Tuesday, July 8, 2008

Stewartville Star: Davis says U.S. should drill for more oil offshore, in ANWR

Candidate for U.S. House visits Stewartville
Mark Peterson Editor

Monday, July 07, 2008

The United States can become much more energy independent by drilling for oil in areas Congress has deemed off limits, Republican First Congressional District U.S. Rep. candidate Brian Davis said last week.

Davis will face Republican state Sen. Dick Day in a Sept. 9 primary to determine who will run against Democratic incumbent Tim Walz in this November's general election. Davis spoke about his energy policy differences with Walz during a visit to the offices of the Stewartville STAR last week.

Up to 100 billion barrels of oil are available in offshore areas near the United States, and many billion barrels more could be found in Alaska's Arctic National Wildlife Refuge (ANWR), Davis said.

Drilling for more oil at home would decrease America's dependence on foreign oil and improve the U.S. economy, Davis said. However, Democrats in Congress have blocked proposed increases in domestic oil production, voting down proposals to drill for oil in offshore areas and in ANWR, Davis said.

"It's environmental radicalism that we're paying for at the gas pump," he said.

Davis criticized Walz's record of taxing and spending, saying that Walz ranks 394th among the 435 members of Congress on the Club For Growth Scale, which rates each lawmaker's votes on economic growth issues."Washington taxes too much and spends it all and then some," Davis said.

Davis, a physician at the Mayo Clinic since 1996, has called for a national policy to address the overabundance of malpractice lawsuits against doctors."Malpractice is driving doctors and hospitals out of business, which hurts our access to quality care," he said.

He is also calling for health care reform, saying that healthy individuals should be allowed to take their health insurance policies with them from job to job, across state lines or into retirement.

Also, people who make choices to live healthier lifestyles should be rewarded with lower insurance premiums, he said.

Davis said he believes the U.S. must stay on the offense against radical Islam in Iraq and Afghanistan, but he said he would favor allowing the Iraqi and Afghan people the opportunity to vote in referendums to determine whether they want American soldiers to stay.

"It's apparent that the surge has worked," he said. "It has given the government of Iraq a chance to become more stable."Davis describes himself as pro-life, stating in a campaign brochure that he will always vote in Congress to protect life and emphasizing that he will never backtrack from that position.

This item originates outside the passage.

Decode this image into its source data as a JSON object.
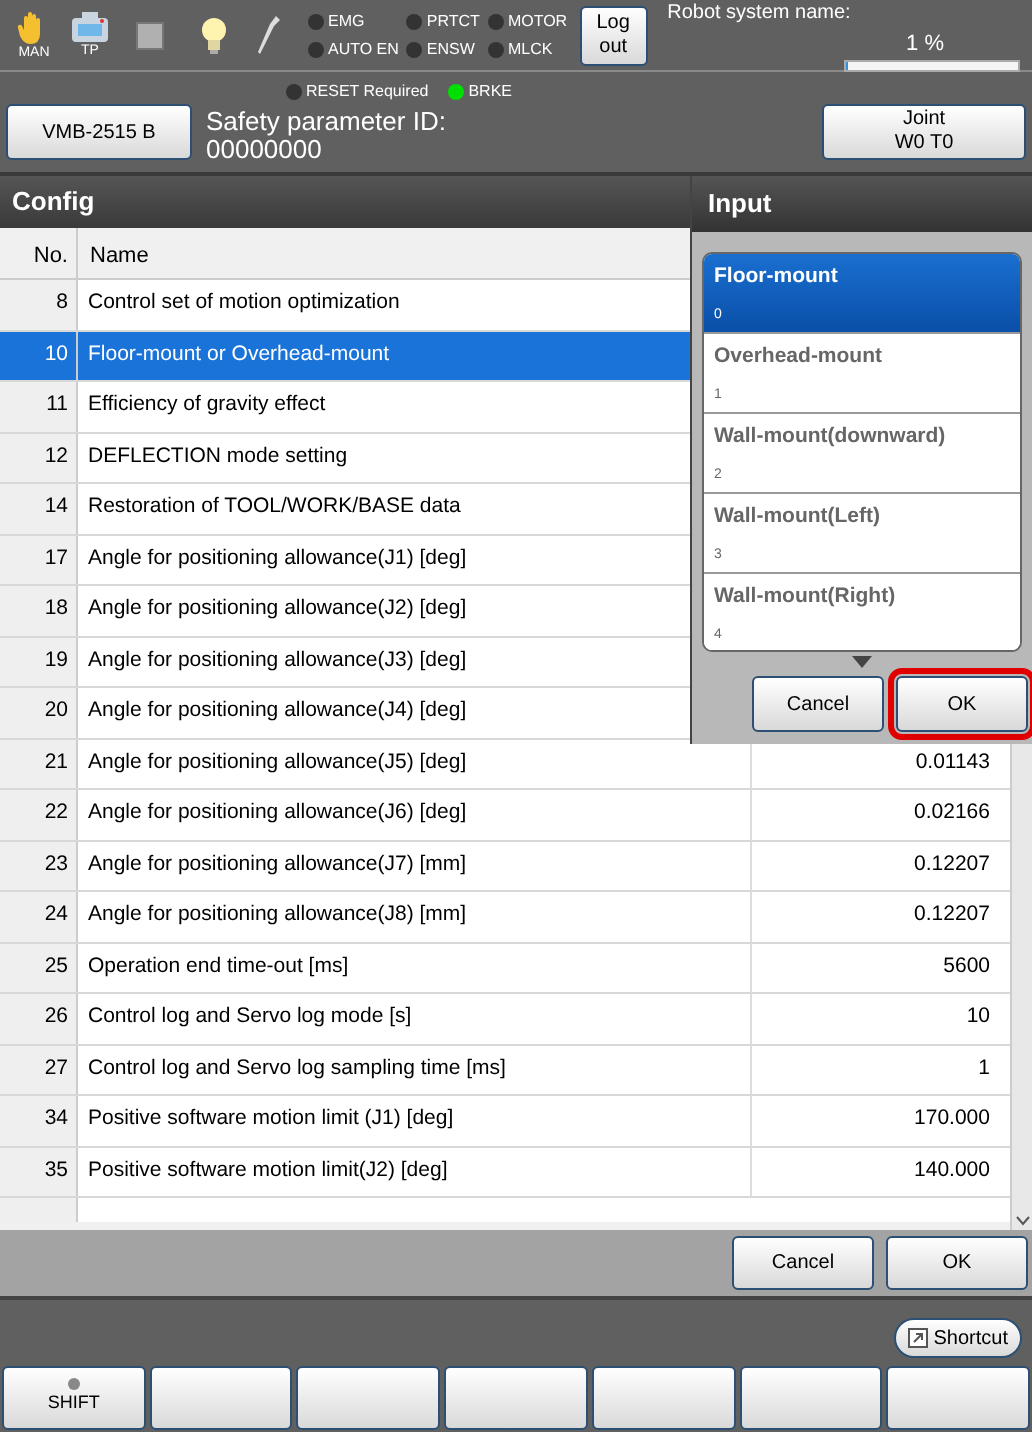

"We need to respect life and protect life," he said. More than 1 million babies are aborted each year in the United States, Davis said. Even so, some candidates look at abortion as just another political issue to the polled, spun and used in an election campaign, he said."It was once said that a civilization will be judged by how it treats those in the dawn of life and the sunset of life," he wrote in a campaign brochure. "I agree."

Davis said he is against embryonic stem cell research, saying that scientists can move closer to finding cures for various diseases without destroying human embryos in the process.

He defines marriage as the union of one man and one woman. Marriage, he said, is a fundamental building block of society."If civil unions are same-sex marriages by another name, then I am opposed to them," he said.

The California Supreme Court's recent decision to overturn the vote of the people and allow same-sex marriage is "a travesty," he said."If given the opportunity to vote on a constitutional amendment on this subject, I would vote in favor of defining marriage as the union of one man and one woman," he said.

Davis has put more than 40,000 miles on his car since he began campaigning for Walz's seat. As of last week, he had marched in 21 parades and planned to take part in Stewartville's Fourth of July Summerfest parade.

Davis earned a bachelor of science degree in nuclear engineering at the University of Illinois and worked for three years as an engineer in the electric power industry.

He and his wife Lori, an emergency medicine physician at the Mayo Clinic, have four children.

(Posted 7/13)